Owners of The Daily Telegraph, the Daily Mail, The Guardian and The Mirror have signed a petition submitted to the business secretary Vince Cable urging him to consider blocking Murdoch's £8 billion bid to take full control of pay-TV operator Sky.
The media groups are concerned that the integration of Sky's television platform with the News International titles, including The Times and The Sun, could have "serious and far-reaching consequences for media plurality".
The signatories argue that if Murdoch is allowed to complete the takeover, his media empire would have a combined turnover of £7.5bn compared with the BBC's £4.8bn.
Joining them in signing the petition is Channel 4 chief executive David Abraham, BT chief executive Ian Livingstone and BBC director general Mark Thompson, who recently expressed his grave concern about the proposed deal.
The letter also includes a brief from law firm Slaughter & May outlining the legal circumstances for Cable to intervene in the takeover.
In June, News Corp failed in a 700p per share bid to buy the 61% of Sky that it does not already own. However, the two parties agreed to keep the lines of negotiation open.
News Corp is soon expected to formally notify the European Commission about its intention to mount a takeover of the satellite broadcaster.
The move will kick off a regulatory process that could result in Cable referring the deal to media regulator Ofcom for further investigation on grounds of public interest.
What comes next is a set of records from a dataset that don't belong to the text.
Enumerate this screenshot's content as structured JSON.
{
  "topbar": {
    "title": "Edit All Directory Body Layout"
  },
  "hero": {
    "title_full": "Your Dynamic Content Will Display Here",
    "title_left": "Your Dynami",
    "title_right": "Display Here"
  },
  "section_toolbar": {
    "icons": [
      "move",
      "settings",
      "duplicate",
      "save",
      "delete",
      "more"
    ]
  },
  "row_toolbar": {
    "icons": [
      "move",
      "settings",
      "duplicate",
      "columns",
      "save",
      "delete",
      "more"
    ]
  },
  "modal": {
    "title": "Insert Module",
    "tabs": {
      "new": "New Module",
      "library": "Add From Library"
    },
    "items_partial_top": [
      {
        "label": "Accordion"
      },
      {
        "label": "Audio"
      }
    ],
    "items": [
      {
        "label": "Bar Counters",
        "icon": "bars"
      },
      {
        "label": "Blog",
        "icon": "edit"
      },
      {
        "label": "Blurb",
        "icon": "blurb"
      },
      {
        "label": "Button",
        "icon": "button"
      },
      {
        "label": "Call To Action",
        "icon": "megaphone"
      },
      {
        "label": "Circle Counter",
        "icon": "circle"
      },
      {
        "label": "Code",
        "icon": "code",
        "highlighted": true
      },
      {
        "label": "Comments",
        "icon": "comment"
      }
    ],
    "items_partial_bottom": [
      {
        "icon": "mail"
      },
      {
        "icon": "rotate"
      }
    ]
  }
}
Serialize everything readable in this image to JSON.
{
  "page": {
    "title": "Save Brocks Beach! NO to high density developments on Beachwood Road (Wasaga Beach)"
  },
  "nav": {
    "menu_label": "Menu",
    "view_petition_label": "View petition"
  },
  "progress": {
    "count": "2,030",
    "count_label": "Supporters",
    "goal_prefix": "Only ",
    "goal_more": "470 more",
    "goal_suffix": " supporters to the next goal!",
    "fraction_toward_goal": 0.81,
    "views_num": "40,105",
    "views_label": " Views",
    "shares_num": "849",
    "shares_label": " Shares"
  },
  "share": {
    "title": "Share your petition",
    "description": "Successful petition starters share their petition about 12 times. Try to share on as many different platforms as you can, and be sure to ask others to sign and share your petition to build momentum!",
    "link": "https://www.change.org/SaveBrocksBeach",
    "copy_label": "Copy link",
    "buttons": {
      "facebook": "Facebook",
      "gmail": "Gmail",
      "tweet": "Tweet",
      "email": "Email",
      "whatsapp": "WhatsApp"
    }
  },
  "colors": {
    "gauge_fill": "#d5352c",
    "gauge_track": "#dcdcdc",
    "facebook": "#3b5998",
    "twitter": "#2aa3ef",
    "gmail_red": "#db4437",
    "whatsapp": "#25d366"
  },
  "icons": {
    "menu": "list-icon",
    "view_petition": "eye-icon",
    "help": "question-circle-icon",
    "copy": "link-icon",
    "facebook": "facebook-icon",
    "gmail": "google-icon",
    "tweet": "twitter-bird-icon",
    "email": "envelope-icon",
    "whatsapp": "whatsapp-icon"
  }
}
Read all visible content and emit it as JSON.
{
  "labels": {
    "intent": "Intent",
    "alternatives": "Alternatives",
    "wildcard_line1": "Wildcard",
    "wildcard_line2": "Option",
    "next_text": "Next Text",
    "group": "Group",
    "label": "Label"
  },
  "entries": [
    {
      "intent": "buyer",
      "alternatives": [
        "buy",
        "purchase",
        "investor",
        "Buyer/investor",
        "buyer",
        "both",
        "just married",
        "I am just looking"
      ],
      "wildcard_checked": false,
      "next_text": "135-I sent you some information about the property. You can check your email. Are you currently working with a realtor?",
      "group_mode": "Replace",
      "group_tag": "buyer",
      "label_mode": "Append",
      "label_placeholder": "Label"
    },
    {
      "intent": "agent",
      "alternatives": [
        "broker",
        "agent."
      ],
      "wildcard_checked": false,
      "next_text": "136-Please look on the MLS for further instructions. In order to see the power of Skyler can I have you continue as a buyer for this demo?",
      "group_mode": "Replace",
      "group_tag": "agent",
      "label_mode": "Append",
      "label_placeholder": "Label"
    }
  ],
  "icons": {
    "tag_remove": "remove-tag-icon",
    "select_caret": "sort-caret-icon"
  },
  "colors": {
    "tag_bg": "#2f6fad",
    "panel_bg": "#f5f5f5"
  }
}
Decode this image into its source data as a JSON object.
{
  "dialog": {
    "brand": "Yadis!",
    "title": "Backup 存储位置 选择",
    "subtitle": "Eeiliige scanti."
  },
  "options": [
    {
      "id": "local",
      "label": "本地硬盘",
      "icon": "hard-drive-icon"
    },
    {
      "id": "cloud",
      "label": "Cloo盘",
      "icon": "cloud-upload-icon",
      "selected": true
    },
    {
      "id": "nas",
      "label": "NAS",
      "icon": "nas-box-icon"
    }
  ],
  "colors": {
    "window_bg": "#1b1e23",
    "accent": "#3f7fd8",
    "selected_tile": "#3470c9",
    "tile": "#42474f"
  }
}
Yesterday, Lord Fowler - the former chairman of the House of Lords select communications committee - called on Cable to intervene in the takeover as it is a "matter of legitimate public concern".